### WORK ITEM
Go through the data and tally the lines that include "小面积对比度阈值". The reply is that number alone.

### STUDY MATERIAL
*****

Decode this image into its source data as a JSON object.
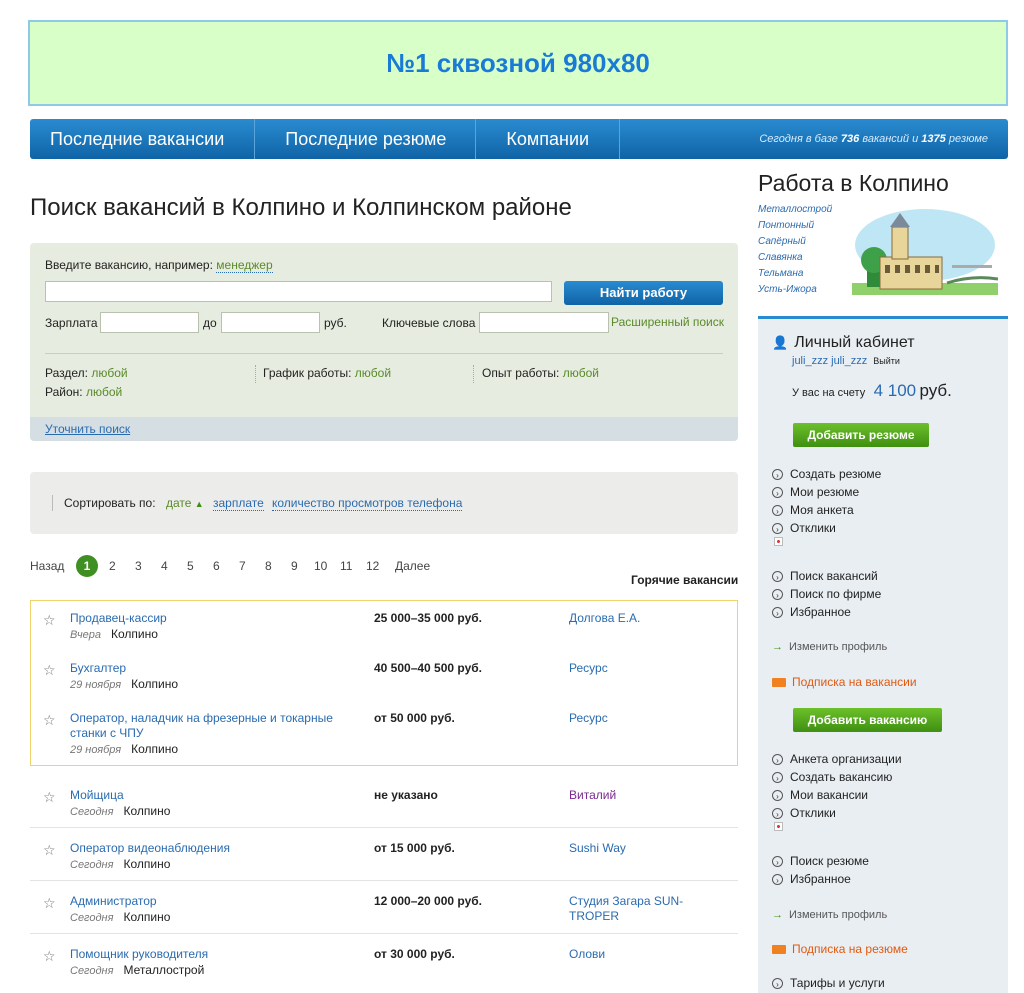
{
  "banner": {
    "text": "№1 сквозной 980x80"
  },
  "nav": {
    "tabs": [
      "Последние вакансии",
      "Последние резюме",
      "Компании"
    ],
    "stat_prefix": "Сегодня в базе",
    "vacancies_count": "736",
    "stat_mid": "вакансий и",
    "resumes_count": "1375",
    "stat_suffix": "резюме"
  },
  "page_title": "Поиск вакансий в Колпино и Колпинском районе",
  "search": {
    "prompt": "Введите вакансию, например:",
    "example": "менеджер",
    "find_button": "Найти работу",
    "salary_label": "Зарплата",
    "to_label": "до",
    "currency": "руб.",
    "keywords_label": "Ключевые слова",
    "advanced": "Расширенный поиск",
    "section_label": "Раздел:",
    "section_value": "любой",
    "schedule_label": "График работы:",
    "schedule_value": "любой",
    "experience_label": "Опыт работы:",
    "experience_value": "любой",
    "district_label": "Район:",
    "district_value": "любой",
    "refine": "Уточнить поиск"
  },
  "sort": {
    "label": "Сортировать по:",
    "options": [
      "дате",
      "зарплате",
      "количество просмотров телефона"
    ],
    "arrow": "▲"
  },
  "pagination": {
    "prev": "Назад",
    "pages": [
      "1",
      "2",
      "3",
      "4",
      "5",
      "6",
      "7",
      "8",
      "9",
      "10",
      "11",
      "12"
    ],
    "next": "Далее"
  },
  "hot_label": "Горячие вакансии",
  "jobs": [
    {
      "title": "Продавец-кассир",
      "date": "Вчера",
      "place": "Колпино",
      "salary": "25 000–35 000 руб.",
      "company": "Долгова Е.А."
    },
    {
      "title": "Бухгалтер",
      "date": "29 ноября",
      "place": "Колпино",
      "salary": "40 500–40 500 руб.",
      "company": "Ресурс"
    },
    {
      "title": "Оператор, наладчик на фрезерные и токарные станки с ЧПУ",
      "date": "29 ноября",
      "place": "Колпино",
      "salary": "от 50 000 руб.",
      "company": "Ресурс"
    },
    {
      "title": "Мойщица",
      "date": "Сегодня",
      "place": "Колпино",
      "salary": "не указано",
      "company": "Виталий"
    },
    {
      "title": "Оператор видеонаблюдения",
      "date": "Сегодня",
      "place": "Колпино",
      "salary": "от 15 000 руб.",
      "company": "Sushi Way"
    },
    {
      "title": "Администратор",
      "date": "Сегодня",
      "place": "Колпино",
      "salary": "12 000–20 000 руб.",
      "company": "Студия Загара SUN-TROPER"
    },
    {
      "title": "Помощник руководителя",
      "date": "Сегодня",
      "place": "Металлострой",
      "salary": "от 30 000 руб.",
      "company": "Олови"
    }
  ],
  "sidebar": {
    "title": "Работа в Колпино",
    "towns": [
      "Металлострой",
      "Понтонный",
      "Сапёрный",
      "Славянка",
      "Тельмана",
      "Усть-Ижора"
    ],
    "cabinet_title": "Личный кабинет",
    "user": "juli_zzz juli_zzz",
    "logout": "Выйти",
    "balance_label": "У вас на счету",
    "balance_value": "4 100",
    "balance_currency": "руб.",
    "add_resume": "Добавить резюме",
    "resume_menu": [
      "Создать резюме",
      "Мои резюме",
      "Моя анкета",
      "Отклики"
    ],
    "search_menu": [
      "Поиск вакансий",
      "Поиск по фирме",
      "Избранное"
    ],
    "edit_profile": "Изменить профиль",
    "subscribe_vac": "Подписка на вакансии",
    "add_vacancy": "Добавить вакансию",
    "org_menu": [
      "Анкета организации",
      "Создать вакансию",
      "Мои вакансии",
      "Отклики"
    ],
    "search_menu2": [
      "Поиск резюме",
      "Избранное"
    ],
    "edit_profile2": "Изменить профиль",
    "subscribe_res": "Подписка на резюме",
    "tariffs": "Тарифы и услуги"
  },
  "colors": {
    "accent": "#1a7bd6",
    "green": "#3f8f12",
    "banner_bg": "#d9ffc8"
  }
}
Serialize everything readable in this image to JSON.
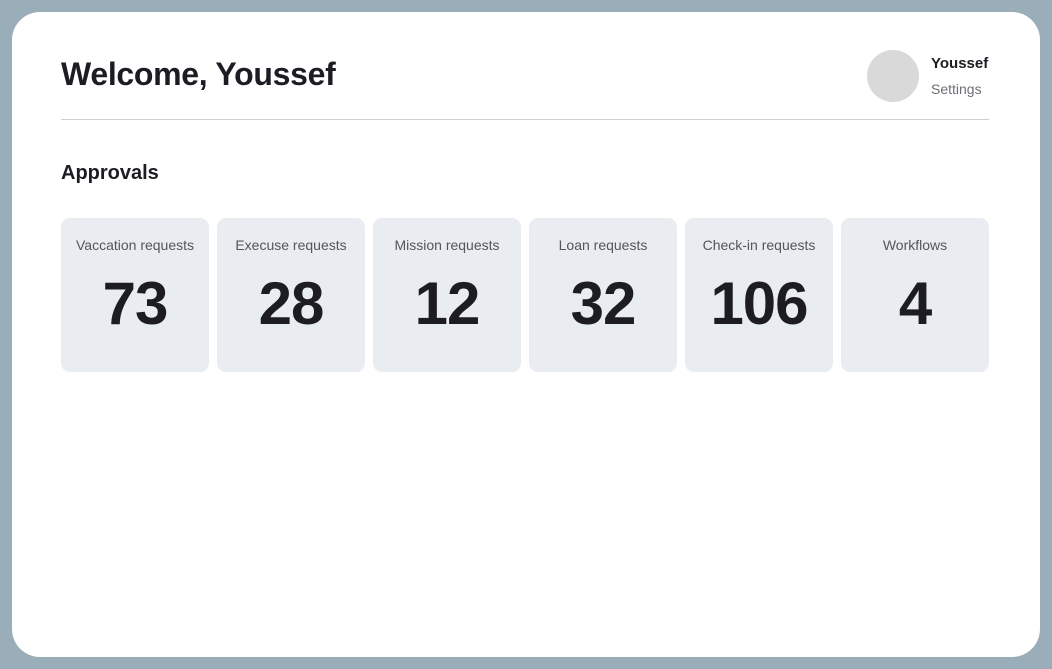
{
  "header": {
    "title": "Welcome, Youssef",
    "user": {
      "name": "Youssef",
      "settings_label": "Settings"
    }
  },
  "approvals": {
    "title": "Approvals",
    "cards": [
      {
        "label": "Vaccation requests",
        "value": "73"
      },
      {
        "label": "Execuse requests",
        "value": "28"
      },
      {
        "label": "Mission requests",
        "value": "12"
      },
      {
        "label": "Loan requests",
        "value": "32"
      },
      {
        "label": "Check-in requests",
        "value": "106"
      },
      {
        "label": "Workflows",
        "value": "4"
      }
    ]
  },
  "colors": {
    "frame": "#9aaeb9",
    "card_background": "#e9ecf1",
    "avatar_placeholder": "#d9d9d9"
  }
}
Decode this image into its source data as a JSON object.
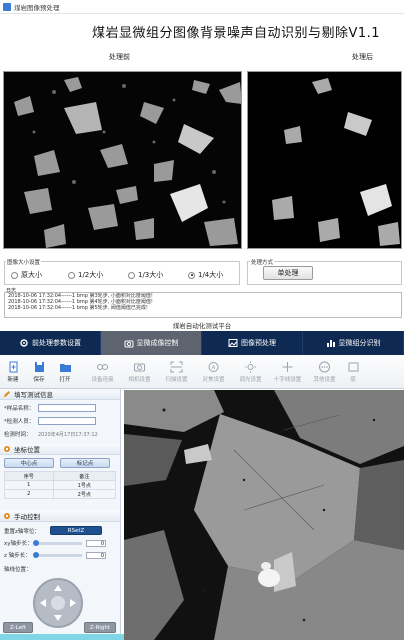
{
  "window": {
    "title": "煤岩图像预处理"
  },
  "heading": "煤岩显微组分图像背景噪声自动识别与剔除V1.1",
  "panels": {
    "before_label": "处理前",
    "after_label": "处理后"
  },
  "size_group": {
    "title": "图像大小设置",
    "options": [
      "原大小",
      "1/2大小",
      "1/3大小",
      "1/4大小"
    ],
    "selected": "1/4大小"
  },
  "process_group": {
    "title": "处理方式",
    "button": "单处理"
  },
  "log": {
    "title": "日志",
    "lines": [
      "2018-10-06 17:32:04------1 bmp 第3轮步,  小面积对比度阈值!",
      "2018-10-06 17:32:04------1 bmp 第4轮步,  小面积对比度阈值!",
      "2018-10-06 17:32:04------1 bmp 第5轮步,  阀值阈值已完成!"
    ]
  },
  "platform_title": "煤岩自动化测试平台",
  "nav": [
    {
      "label": "前处理参数设置",
      "icon": "settings-icon"
    },
    {
      "label": "显微成像控制",
      "icon": "camera-icon"
    },
    {
      "label": "图像预处理",
      "icon": "image-icon"
    },
    {
      "label": "显微组分识别",
      "icon": "bar-chart-icon"
    }
  ],
  "nav_active": 1,
  "toolbar": {
    "main": [
      {
        "label": "新建",
        "icon": "new-icon"
      },
      {
        "label": "保存",
        "icon": "save-icon"
      },
      {
        "label": "打开",
        "icon": "open-icon"
      }
    ],
    "disabled": [
      {
        "label": "设备连接",
        "icon": "link-icon"
      },
      {
        "label": "相机设置",
        "icon": "camera-icon"
      },
      {
        "label": "扫描设置",
        "icon": "scan-icon"
      },
      {
        "label": "对焦设置",
        "icon": "focus-icon"
      },
      {
        "label": "调光设置",
        "icon": "brightness-icon"
      },
      {
        "label": "十字线设置",
        "icon": "crosshair-icon"
      },
      {
        "label": "其他设置",
        "icon": "more-icon"
      },
      {
        "label": "使",
        "icon": "help-icon"
      }
    ]
  },
  "test_info": {
    "title": "填写测试信息",
    "sample_label": "*样品名称：",
    "tester_label": "*检测人员：",
    "time_label": "检测时间：",
    "time_value": "2020年4月17日17:37:12"
  },
  "coords": {
    "title": "坐标位置",
    "center_button": "中心点",
    "mark_button": "标记点",
    "columns": [
      "序号",
      "备注"
    ],
    "rows": [
      [
        "1",
        "1号点"
      ],
      [
        "2",
        "2号点"
      ]
    ]
  },
  "manual": {
    "title": "手动控制",
    "reset_label": "重置z轴零位：",
    "reset_button": "RSetZ",
    "xy_label": "xy轴步长：",
    "xy_value": "0",
    "z_label": "z 轴步长：",
    "z_value": "0",
    "pos_label": "轴线位置：",
    "zleft": "Z-Left",
    "zright": "Z-Right"
  },
  "colors": {
    "nav_bg": "#0f2a52",
    "nav_active": "#5d6470",
    "accent": "#3a7bd5"
  }
}
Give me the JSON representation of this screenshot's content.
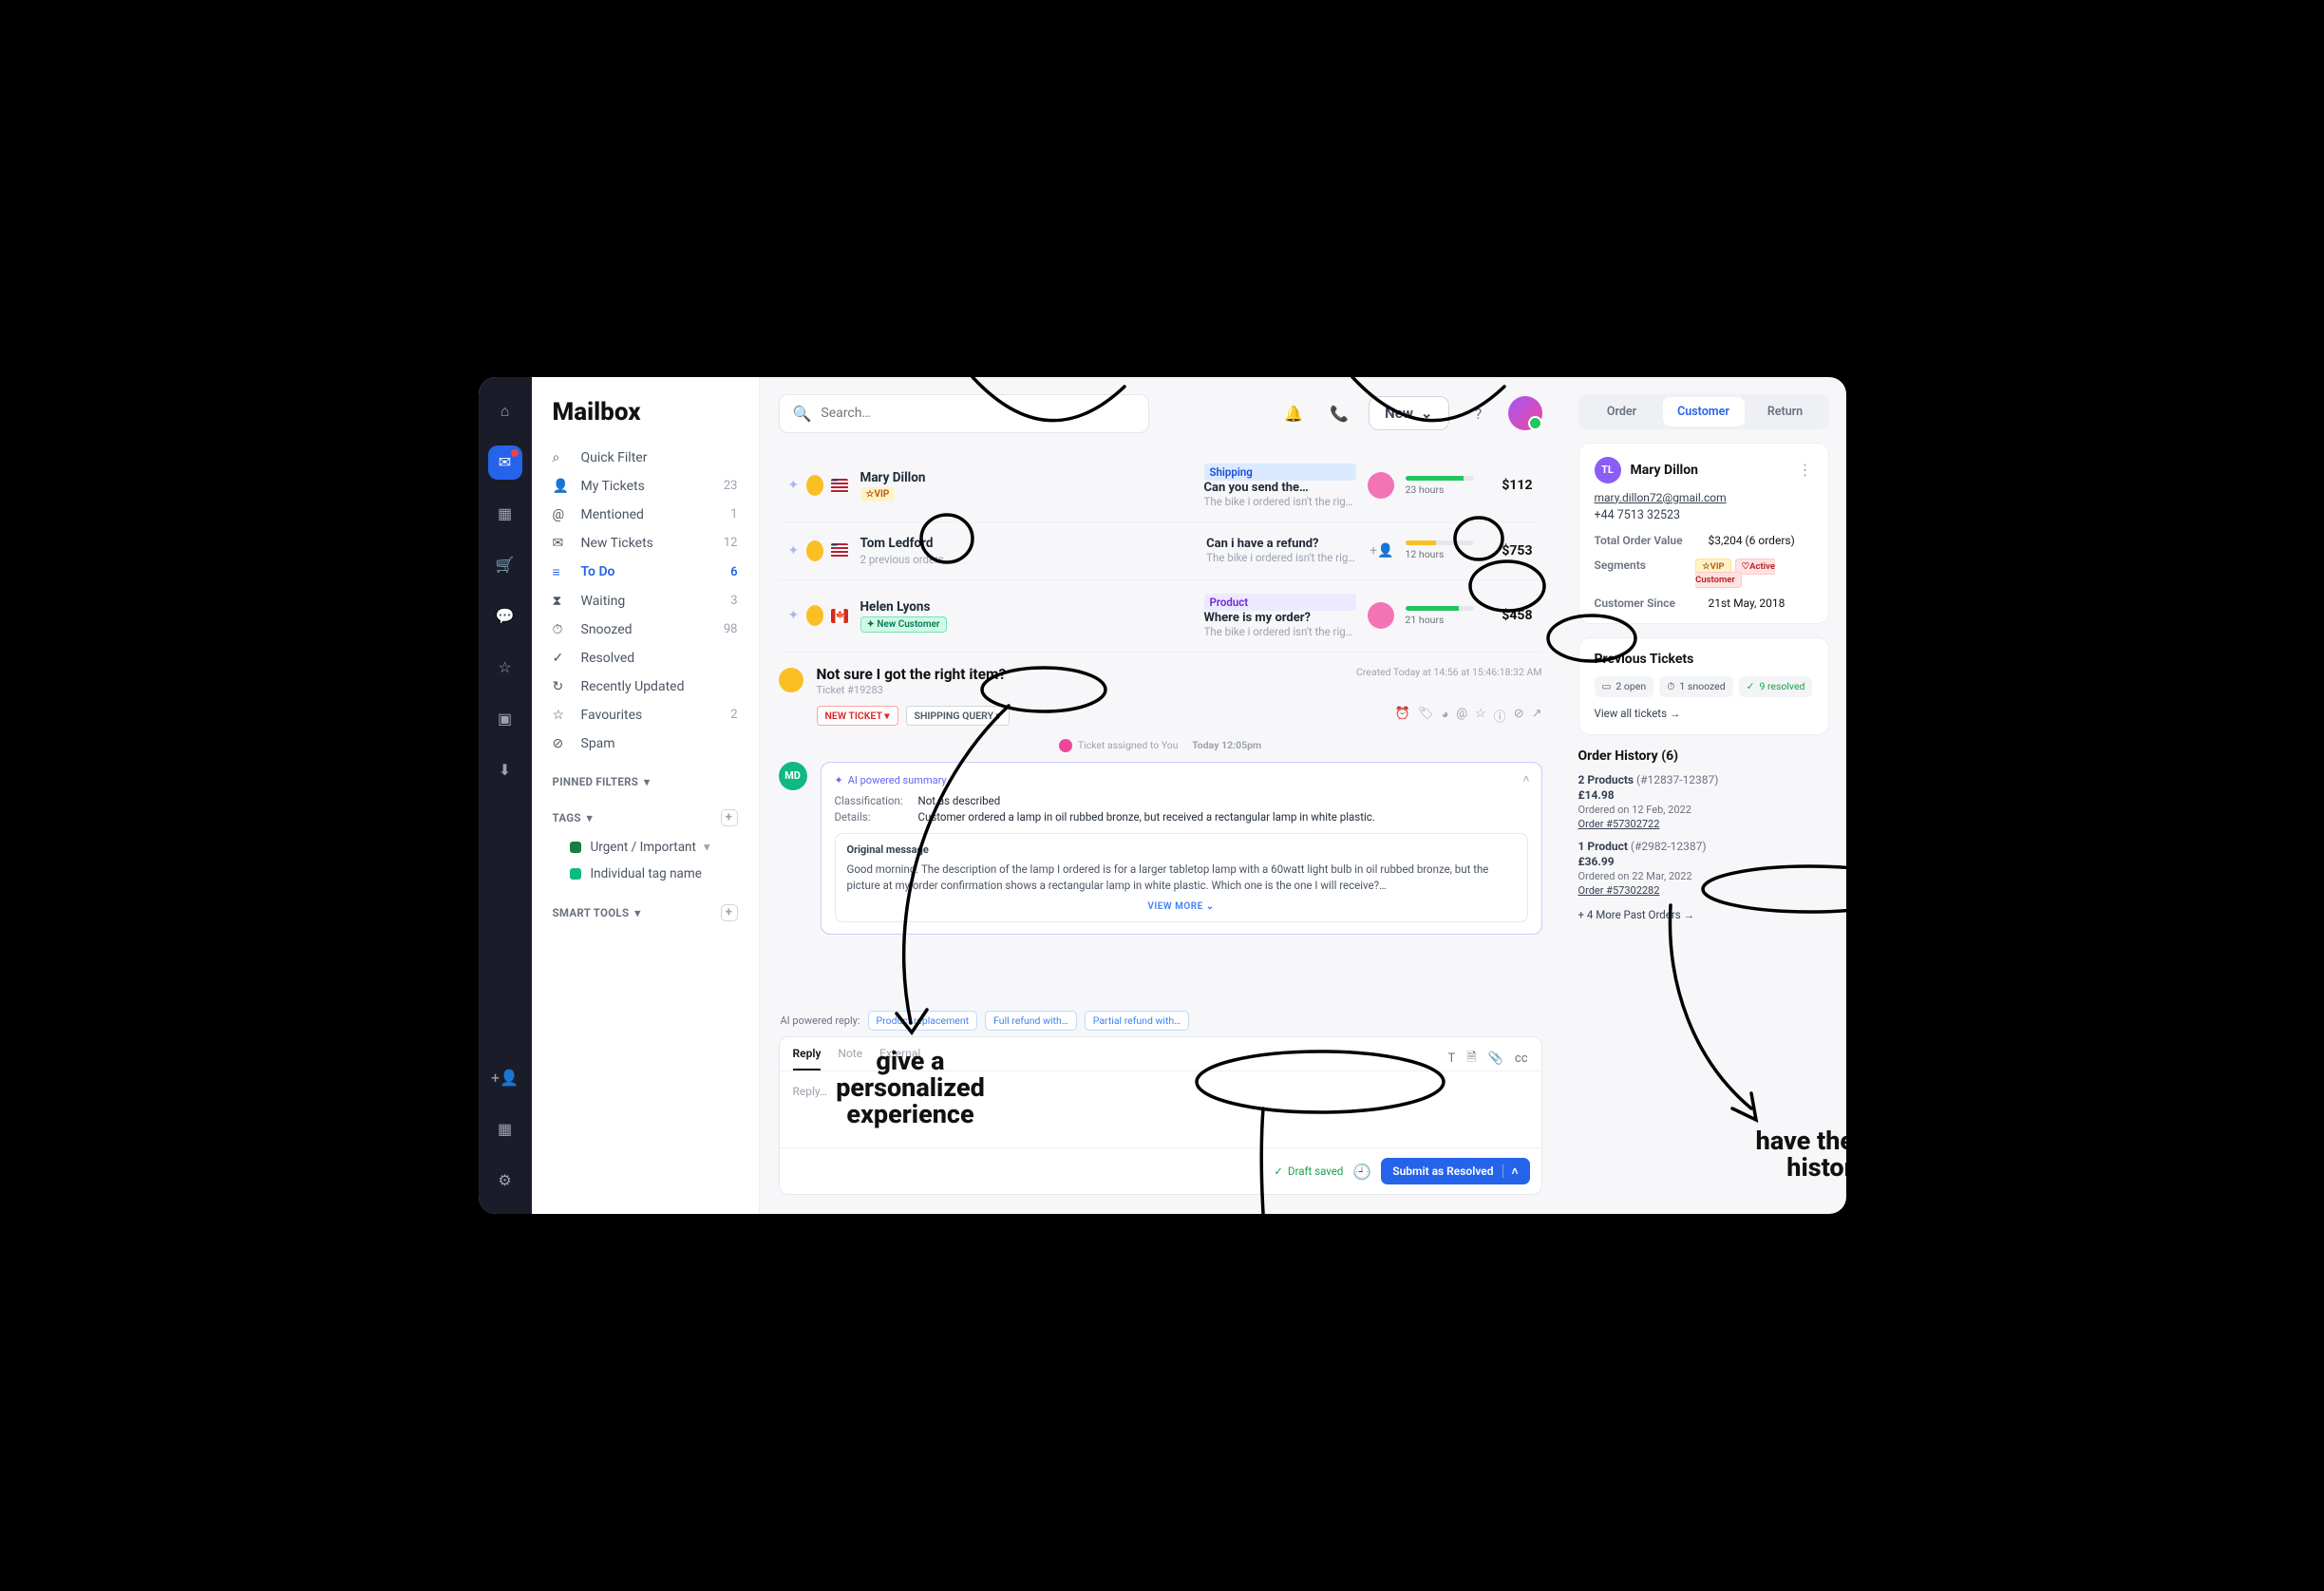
{
  "sidebar": {
    "title": "Mailbox",
    "items": [
      {
        "icon": "filter",
        "label": "Quick Filter",
        "count": ""
      },
      {
        "icon": "person",
        "label": "My Tickets",
        "count": "23"
      },
      {
        "icon": "at",
        "label": "Mentioned",
        "count": "1"
      },
      {
        "icon": "mail",
        "label": "New Tickets",
        "count": "12"
      },
      {
        "icon": "list",
        "label": "To Do",
        "count": "6",
        "active": true
      },
      {
        "icon": "hourglass",
        "label": "Waiting",
        "count": "3"
      },
      {
        "icon": "clock",
        "label": "Snoozed",
        "count": "98"
      },
      {
        "icon": "check",
        "label": "Resolved",
        "count": ""
      },
      {
        "icon": "refresh",
        "label": "Recently Updated",
        "count": ""
      },
      {
        "icon": "star",
        "label": "Favourites",
        "count": "2"
      },
      {
        "icon": "x",
        "label": "Spam",
        "count": ""
      }
    ],
    "sections": {
      "pinned": "PINNED FILTERS",
      "tags": "TAGS",
      "smart": "SMART TOOLS"
    },
    "tags": [
      {
        "color": "#15803d",
        "label": "Urgent / Important"
      },
      {
        "color": "#10b981",
        "label": "Individual tag name"
      }
    ]
  },
  "topbar": {
    "search_placeholder": "Search…",
    "new": "New"
  },
  "tickets": [
    {
      "name": "Mary Dillon",
      "sub_pill": "VIP",
      "subj_pill": "Shipping",
      "subject": "Can you send the…",
      "preview": "The bike i ordered isn't the right…",
      "hours": "23 hours",
      "amount": "$112",
      "bar": 85,
      "bar_color": "green"
    },
    {
      "name": "Tom Ledford",
      "sub_text": "2 previous orders",
      "subject": "Can i have a refund?",
      "preview": "The bike i ordered isn't the rig…",
      "hours": "12 hours",
      "amount": "$753",
      "bar": 45,
      "bar_color": "yellow",
      "add_icon": true
    },
    {
      "name": "Helen Lyons",
      "sub_pill": "New Customer",
      "subj_pill": "Product",
      "subject": "Where is my order?",
      "preview": "The bike i ordered isn't the right s…",
      "hours": "21 hours",
      "amount": "$458",
      "bar": 78,
      "bar_color": "green",
      "flag": "ca"
    }
  ],
  "open": {
    "title": "Not sure I got the right item?",
    "id": "Ticket #19283",
    "created": "Created Today at 14:56 at 15:46:18:32 AM",
    "tags": {
      "new": "NEW TICKET",
      "sq": "SHIPPING QUERY"
    },
    "assigned": {
      "pre": "Ticket assigned to You",
      "when": "Today 12:05pm"
    },
    "avatar": "MD",
    "ai": {
      "head": "AI powered summary",
      "class_k": "Classification:",
      "class_v": "Not as described",
      "det_k": "Details:",
      "det_v": "Customer ordered a lamp in oil rubbed bronze, but received a rectangular lamp in white plastic.",
      "orig_h": "Original message",
      "orig_p": "Good morning. The description of the lamp I ordered is for a larger tabletop lamp with a 60watt light bulb in oil rubbed bronze, but the picture at my order confirmation shows a rectangular lamp in white plastic. Which one is the one I will receive?…",
      "view_more": "VIEW MORE"
    },
    "reply": {
      "label": "AI powered reply:",
      "suggs": [
        "Product replacement",
        "Full refund with…",
        "Partial refund with…"
      ],
      "tabs": [
        "Reply",
        "Note",
        "External"
      ],
      "cc": "cc",
      "placeholder": "Reply…",
      "draft": "Draft saved",
      "submit": "Submit as Resolved"
    }
  },
  "panel": {
    "segs": [
      "Order",
      "Customer",
      "Return"
    ],
    "customer": {
      "init": "TL",
      "name": "Mary Dillon",
      "email": "mary.dillon72@gmail.com",
      "phone": "+44 7513 32523",
      "total_k": "Total Order Value",
      "total_v": "$3,204 (6 orders)",
      "seg_k": "Segments",
      "seg_vip": "☆VIP",
      "seg_act": "♡Active Customer",
      "since_k": "Customer Since",
      "since_v": "21st May, 2018"
    },
    "prev": {
      "head": "Previous Tickets",
      "chips": [
        {
          "ico": "▭",
          "text": "2 open"
        },
        {
          "ico": "⏱",
          "text": "1 snoozed"
        },
        {
          "ico": "✓",
          "text": "9 resolved",
          "done": true
        }
      ],
      "link": "View all tickets →"
    },
    "orders": {
      "head": "Order History (6)",
      "list": [
        {
          "title": "2 Products",
          "oid": "(#12837-12387)",
          "price": "£14.98",
          "date": "Ordered on 12 Feb, 2022",
          "order": "Order #57302722"
        },
        {
          "title": "1 Product",
          "oid": "(#2982-12387)",
          "price": "£36.99",
          "date": "Ordered on 22 Mar, 2022",
          "order": "Order #57302282"
        }
      ],
      "more": "+ 4 More Past Orders →"
    }
  },
  "annotations": {
    "left_1": "give a",
    "left_2": "personalized",
    "left_3": "experience",
    "right_1": "have the full",
    "right_2": "history"
  }
}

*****

### SOLVED EXERCISE
2